Questioning Public School
But, I also saw firsthand the shortcomings of a public school classroom with 30 young students in it. My daughter has always been on the gifted end of the academic spectrum. Even in her second language, she nearly always finished her assignment first and was expected to sit quietly until her peers were done. Skye and the rest of the students had to wait quietly while teachers attended to students with challenging behaviors. She had to do the worksheets whether she was learning anything new or not.
Now, I know that this is pretty typical, but what really made me question the school was simply the amount of time spent waiting. We stood in lines before going to each class. Then we waited for 30 pieces of paper to get to the right place eight or ten times a day. We ate a hurried lunch (which most children threw away after a few bites in order to get to recess) and then waited around for everyone to get settled back into class.
One day, I timed it all. I wrote down every little thing that we did in class and was blown away! We had spent hours of the school day waiting to do lessons and assignments. And this was a well-run classroom! La maestra was as sweet as could be and also ran a tight ship. She was always right on schedule. Yet, in our 8.5 hour day, we only did 4 hours of schoolwork. No wonder the 1st graders had an hour or two of homework each night. They had to finish the books one way or another!
How About We Homeschool?
Around this time I began learning about homeschooling, and even unschooling. I became curious. Although I never thought I would homeschool my kids (I was public-schooled and at a college studying to be a teacher!) I realized that we could do what the school did in half the time, at home, together.
We were also considering a move up to a tiny town on a mountain an hour away. At first, I tried to have the best of both worlds. Maybe we could come to the school part-time? Perhaps we could do work at home to stay with the class? The principal rejected the idea: it was all or “nothing”.

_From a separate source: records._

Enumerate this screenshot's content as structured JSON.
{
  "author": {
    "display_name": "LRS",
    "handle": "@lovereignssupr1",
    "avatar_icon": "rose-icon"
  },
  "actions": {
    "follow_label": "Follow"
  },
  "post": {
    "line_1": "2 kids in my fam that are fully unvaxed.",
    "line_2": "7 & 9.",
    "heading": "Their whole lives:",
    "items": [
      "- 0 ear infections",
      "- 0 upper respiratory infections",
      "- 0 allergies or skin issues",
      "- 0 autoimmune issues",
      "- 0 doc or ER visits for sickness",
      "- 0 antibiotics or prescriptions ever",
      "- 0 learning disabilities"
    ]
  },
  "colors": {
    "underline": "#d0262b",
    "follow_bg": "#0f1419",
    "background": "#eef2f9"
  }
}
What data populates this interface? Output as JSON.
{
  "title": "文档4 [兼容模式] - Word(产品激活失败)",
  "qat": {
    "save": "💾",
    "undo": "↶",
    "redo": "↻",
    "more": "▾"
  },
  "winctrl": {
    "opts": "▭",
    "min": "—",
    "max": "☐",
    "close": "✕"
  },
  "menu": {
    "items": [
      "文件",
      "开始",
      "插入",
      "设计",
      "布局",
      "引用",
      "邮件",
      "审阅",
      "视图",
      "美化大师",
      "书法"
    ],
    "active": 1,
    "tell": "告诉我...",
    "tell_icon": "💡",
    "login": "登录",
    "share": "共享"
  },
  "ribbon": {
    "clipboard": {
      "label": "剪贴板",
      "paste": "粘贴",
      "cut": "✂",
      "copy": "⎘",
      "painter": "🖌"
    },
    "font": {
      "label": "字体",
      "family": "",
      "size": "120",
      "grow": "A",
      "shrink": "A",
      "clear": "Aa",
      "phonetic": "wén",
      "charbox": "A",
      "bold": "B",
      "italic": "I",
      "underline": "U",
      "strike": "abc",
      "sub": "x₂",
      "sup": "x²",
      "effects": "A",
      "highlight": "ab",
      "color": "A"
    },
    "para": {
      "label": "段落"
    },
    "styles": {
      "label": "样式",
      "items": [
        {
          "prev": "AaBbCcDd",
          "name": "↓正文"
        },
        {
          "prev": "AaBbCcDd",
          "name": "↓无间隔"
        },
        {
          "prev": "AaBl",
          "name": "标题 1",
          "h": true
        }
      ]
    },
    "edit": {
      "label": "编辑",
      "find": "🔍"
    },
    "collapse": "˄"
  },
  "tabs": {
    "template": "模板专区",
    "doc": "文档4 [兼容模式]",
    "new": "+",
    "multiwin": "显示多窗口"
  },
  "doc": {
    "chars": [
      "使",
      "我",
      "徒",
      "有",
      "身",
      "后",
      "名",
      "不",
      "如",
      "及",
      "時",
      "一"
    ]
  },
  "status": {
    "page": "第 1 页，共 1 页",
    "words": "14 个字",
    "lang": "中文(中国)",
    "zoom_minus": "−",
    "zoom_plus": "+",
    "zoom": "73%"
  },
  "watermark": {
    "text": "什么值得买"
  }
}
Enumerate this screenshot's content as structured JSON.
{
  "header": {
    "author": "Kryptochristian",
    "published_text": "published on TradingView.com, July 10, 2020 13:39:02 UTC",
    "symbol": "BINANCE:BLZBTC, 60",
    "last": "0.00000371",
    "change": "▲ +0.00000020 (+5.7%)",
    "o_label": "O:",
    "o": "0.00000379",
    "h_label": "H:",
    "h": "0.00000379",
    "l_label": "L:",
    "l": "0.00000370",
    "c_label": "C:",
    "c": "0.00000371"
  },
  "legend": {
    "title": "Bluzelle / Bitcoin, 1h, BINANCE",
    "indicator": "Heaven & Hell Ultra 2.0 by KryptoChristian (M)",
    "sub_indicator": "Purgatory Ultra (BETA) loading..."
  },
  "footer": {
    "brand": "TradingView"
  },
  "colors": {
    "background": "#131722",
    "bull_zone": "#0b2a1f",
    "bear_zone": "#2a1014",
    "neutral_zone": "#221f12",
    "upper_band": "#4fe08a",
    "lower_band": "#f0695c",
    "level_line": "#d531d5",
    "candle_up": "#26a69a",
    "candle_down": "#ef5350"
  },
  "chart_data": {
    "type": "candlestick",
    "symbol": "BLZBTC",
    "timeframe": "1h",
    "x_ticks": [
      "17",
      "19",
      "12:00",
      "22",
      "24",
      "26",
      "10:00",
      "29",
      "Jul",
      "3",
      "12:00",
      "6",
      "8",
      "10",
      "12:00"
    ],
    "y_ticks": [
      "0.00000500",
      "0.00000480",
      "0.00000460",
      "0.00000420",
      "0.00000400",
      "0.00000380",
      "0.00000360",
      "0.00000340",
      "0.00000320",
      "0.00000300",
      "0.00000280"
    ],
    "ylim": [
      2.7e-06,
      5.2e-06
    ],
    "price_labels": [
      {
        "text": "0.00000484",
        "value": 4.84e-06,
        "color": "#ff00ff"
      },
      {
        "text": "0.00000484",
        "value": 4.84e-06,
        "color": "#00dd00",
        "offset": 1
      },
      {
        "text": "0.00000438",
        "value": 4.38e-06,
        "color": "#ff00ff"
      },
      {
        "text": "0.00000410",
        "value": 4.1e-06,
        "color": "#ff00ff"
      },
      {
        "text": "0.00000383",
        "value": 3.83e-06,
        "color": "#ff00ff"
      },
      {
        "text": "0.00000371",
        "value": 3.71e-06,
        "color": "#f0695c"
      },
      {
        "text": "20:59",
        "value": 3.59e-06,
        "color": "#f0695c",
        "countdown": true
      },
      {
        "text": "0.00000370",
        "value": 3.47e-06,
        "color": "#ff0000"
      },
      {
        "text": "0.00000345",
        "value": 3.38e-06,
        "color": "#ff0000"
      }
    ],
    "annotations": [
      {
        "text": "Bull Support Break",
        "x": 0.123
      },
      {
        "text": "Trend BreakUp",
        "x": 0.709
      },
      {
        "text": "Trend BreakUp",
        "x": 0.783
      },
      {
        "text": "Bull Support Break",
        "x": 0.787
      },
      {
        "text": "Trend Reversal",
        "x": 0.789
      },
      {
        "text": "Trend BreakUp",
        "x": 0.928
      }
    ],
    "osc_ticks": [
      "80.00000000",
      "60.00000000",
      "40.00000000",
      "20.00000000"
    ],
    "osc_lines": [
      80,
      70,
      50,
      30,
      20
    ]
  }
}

And so our homeschool adventure began!
Check out part 2 of this post to see where our decision led us next.
If you’re currently in the same boat, here are some questions to ask yourself as you consider homeschooling.